* What is being asked
Every line in the data below that includes "home" belongs in the answer, copied as it stands.

* * * *

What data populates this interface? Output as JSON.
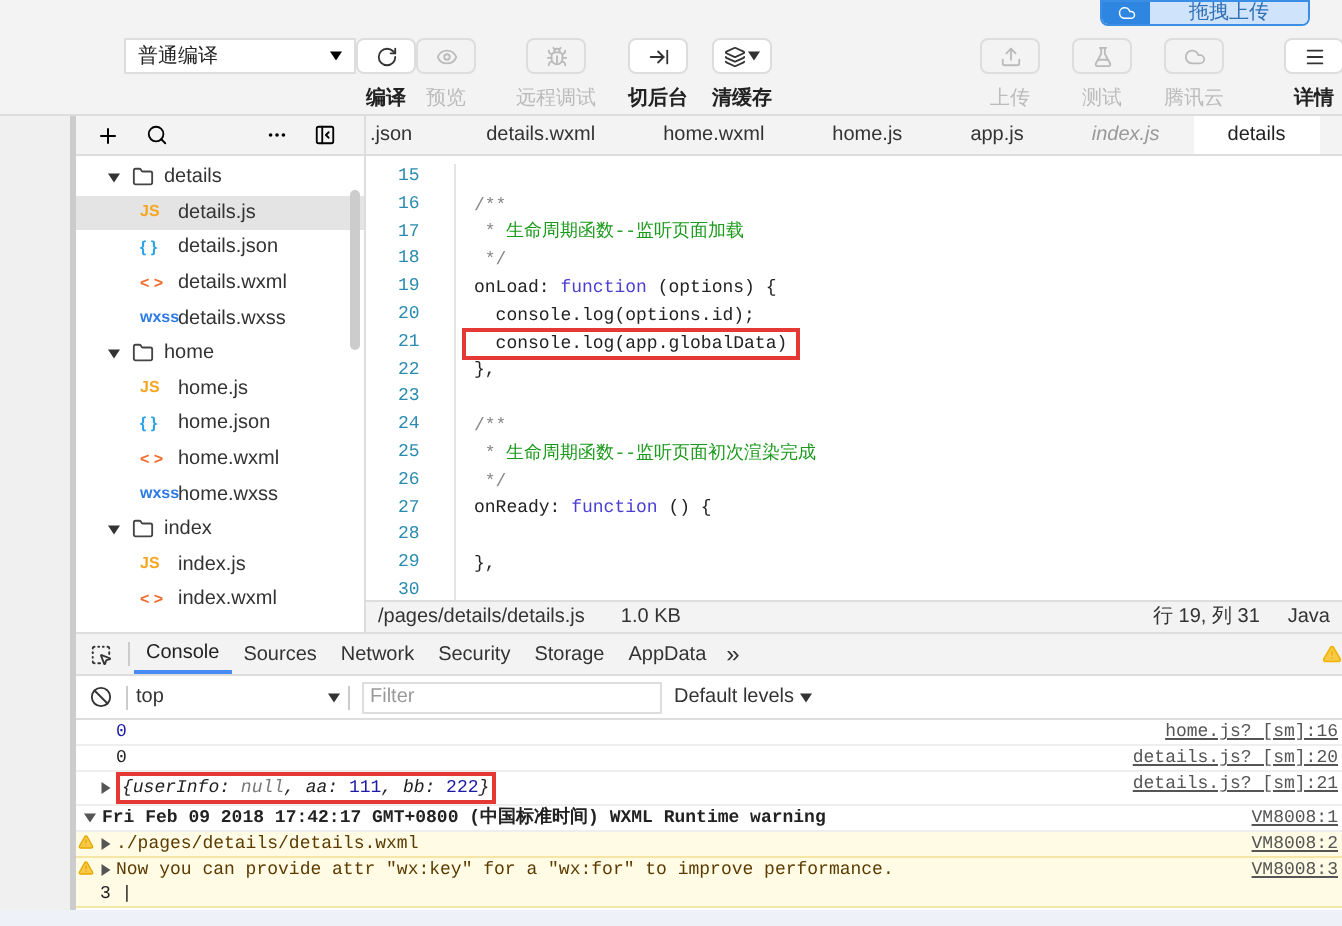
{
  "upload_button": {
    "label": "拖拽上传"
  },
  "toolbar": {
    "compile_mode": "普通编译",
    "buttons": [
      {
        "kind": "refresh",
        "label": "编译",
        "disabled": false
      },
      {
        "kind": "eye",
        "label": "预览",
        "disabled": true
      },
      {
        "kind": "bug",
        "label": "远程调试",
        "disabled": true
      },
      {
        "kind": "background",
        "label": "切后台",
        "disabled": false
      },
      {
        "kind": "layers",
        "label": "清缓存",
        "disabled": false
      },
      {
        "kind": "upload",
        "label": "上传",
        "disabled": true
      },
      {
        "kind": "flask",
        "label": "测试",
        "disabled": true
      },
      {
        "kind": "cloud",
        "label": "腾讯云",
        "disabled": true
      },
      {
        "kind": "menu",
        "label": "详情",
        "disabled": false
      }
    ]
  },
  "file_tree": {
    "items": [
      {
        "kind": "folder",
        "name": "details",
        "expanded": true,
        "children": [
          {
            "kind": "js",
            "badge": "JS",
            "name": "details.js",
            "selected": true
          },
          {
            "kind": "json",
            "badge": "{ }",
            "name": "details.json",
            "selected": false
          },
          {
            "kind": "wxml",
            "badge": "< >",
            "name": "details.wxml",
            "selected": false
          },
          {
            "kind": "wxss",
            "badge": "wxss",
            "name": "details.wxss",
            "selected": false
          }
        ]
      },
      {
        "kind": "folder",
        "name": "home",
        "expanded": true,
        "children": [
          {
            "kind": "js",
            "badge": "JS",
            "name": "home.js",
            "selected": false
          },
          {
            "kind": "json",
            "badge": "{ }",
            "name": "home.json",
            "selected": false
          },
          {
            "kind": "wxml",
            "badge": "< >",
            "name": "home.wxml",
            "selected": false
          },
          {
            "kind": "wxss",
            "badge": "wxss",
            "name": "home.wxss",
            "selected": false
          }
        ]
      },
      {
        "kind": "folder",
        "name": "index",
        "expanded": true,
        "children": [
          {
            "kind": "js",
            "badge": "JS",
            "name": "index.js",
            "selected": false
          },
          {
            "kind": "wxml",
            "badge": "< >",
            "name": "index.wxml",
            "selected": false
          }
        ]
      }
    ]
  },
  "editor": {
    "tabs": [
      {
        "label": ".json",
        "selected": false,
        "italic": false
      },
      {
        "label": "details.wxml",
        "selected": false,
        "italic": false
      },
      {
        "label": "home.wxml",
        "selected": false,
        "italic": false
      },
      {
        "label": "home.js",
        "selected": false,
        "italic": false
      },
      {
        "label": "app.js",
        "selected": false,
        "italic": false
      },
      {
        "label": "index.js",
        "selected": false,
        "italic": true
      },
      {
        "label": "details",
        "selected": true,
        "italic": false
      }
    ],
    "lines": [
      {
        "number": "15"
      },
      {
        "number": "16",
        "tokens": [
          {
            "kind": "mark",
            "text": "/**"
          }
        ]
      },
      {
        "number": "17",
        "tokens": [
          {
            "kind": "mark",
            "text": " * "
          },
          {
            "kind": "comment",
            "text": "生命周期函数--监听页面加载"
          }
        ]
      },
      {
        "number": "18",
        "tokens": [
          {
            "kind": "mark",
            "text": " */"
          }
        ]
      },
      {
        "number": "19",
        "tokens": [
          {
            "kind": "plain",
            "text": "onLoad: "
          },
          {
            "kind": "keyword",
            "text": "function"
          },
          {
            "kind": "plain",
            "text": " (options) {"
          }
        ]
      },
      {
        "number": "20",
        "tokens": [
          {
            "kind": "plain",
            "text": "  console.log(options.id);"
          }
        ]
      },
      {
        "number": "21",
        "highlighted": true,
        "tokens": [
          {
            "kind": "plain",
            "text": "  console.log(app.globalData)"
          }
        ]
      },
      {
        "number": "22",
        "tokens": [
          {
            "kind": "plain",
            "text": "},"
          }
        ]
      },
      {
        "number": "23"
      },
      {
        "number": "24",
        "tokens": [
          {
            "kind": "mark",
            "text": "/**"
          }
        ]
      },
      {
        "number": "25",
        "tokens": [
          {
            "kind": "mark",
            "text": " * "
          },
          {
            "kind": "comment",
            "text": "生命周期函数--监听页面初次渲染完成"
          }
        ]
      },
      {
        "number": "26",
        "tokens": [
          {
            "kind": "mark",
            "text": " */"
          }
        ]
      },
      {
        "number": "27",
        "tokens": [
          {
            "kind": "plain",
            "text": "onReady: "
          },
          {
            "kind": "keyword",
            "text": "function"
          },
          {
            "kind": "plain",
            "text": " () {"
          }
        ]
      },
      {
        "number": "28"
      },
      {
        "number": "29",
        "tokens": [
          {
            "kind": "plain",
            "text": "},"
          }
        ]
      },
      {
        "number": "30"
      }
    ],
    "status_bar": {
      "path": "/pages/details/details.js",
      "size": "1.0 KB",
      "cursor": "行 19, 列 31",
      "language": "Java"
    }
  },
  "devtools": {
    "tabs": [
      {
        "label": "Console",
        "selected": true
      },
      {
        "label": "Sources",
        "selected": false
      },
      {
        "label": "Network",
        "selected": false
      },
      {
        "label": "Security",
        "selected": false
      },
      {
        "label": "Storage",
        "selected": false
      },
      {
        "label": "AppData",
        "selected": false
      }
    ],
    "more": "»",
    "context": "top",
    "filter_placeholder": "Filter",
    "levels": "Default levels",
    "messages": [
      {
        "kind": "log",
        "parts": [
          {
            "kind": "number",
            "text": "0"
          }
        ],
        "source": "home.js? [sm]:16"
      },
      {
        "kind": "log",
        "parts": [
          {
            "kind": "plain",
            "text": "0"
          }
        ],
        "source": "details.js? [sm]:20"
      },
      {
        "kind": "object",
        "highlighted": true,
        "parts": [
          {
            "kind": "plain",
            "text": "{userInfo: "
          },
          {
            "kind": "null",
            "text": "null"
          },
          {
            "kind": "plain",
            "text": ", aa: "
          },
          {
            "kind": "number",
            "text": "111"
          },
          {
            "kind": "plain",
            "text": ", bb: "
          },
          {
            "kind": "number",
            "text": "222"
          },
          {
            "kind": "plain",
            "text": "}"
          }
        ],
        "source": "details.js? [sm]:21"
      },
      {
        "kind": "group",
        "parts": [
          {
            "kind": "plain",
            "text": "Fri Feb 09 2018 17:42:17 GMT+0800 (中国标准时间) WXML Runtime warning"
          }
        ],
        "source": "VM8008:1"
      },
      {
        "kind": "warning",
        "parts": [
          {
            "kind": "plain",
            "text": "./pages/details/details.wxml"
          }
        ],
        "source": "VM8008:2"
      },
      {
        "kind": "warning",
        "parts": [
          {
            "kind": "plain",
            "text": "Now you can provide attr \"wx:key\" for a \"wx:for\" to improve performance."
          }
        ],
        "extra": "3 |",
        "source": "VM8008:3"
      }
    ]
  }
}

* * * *

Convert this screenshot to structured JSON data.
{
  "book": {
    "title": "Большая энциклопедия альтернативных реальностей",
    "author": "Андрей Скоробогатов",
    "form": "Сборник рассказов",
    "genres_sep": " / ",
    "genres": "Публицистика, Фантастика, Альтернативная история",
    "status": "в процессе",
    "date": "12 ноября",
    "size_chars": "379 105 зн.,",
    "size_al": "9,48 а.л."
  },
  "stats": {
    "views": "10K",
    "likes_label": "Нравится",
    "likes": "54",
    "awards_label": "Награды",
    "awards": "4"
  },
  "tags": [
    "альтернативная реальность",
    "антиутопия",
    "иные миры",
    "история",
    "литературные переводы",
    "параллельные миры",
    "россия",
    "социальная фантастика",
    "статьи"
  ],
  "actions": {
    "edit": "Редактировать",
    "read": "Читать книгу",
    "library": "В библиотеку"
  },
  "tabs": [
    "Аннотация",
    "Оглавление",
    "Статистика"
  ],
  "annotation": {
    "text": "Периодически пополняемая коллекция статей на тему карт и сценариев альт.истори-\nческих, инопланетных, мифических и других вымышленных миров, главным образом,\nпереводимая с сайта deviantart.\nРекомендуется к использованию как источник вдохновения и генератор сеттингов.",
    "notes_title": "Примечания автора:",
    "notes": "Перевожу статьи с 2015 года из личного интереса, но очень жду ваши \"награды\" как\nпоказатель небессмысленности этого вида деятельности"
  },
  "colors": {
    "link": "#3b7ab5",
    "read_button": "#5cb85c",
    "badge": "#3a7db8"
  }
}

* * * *

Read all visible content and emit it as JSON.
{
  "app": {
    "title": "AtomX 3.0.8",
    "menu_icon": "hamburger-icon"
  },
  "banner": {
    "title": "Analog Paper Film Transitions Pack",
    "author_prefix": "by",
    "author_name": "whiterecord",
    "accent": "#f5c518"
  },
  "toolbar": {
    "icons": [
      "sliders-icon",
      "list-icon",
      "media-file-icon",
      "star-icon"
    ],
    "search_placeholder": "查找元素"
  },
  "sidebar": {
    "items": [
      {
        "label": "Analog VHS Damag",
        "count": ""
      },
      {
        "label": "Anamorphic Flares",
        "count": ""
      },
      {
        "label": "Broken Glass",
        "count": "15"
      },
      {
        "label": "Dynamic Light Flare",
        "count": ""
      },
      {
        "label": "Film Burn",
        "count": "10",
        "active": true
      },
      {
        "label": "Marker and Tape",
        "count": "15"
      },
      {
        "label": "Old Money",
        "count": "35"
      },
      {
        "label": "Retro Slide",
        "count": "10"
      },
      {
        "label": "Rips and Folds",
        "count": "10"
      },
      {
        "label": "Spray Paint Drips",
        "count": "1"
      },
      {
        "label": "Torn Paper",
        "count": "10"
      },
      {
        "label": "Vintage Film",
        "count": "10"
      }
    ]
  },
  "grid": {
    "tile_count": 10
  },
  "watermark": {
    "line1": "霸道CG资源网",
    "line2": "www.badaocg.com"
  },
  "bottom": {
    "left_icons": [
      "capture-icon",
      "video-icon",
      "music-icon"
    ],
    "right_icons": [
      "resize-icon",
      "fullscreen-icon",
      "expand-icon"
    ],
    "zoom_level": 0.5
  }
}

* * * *

* Solution to the exercise
        "name": "home",
            "name": "home.js",
            "name": "home.json",
            "name": "home.wxml",
            "name": "home.wxss",
        "label": "home.wxml",
        "label": "home.js",
        "source": "home.js? [sm]:16"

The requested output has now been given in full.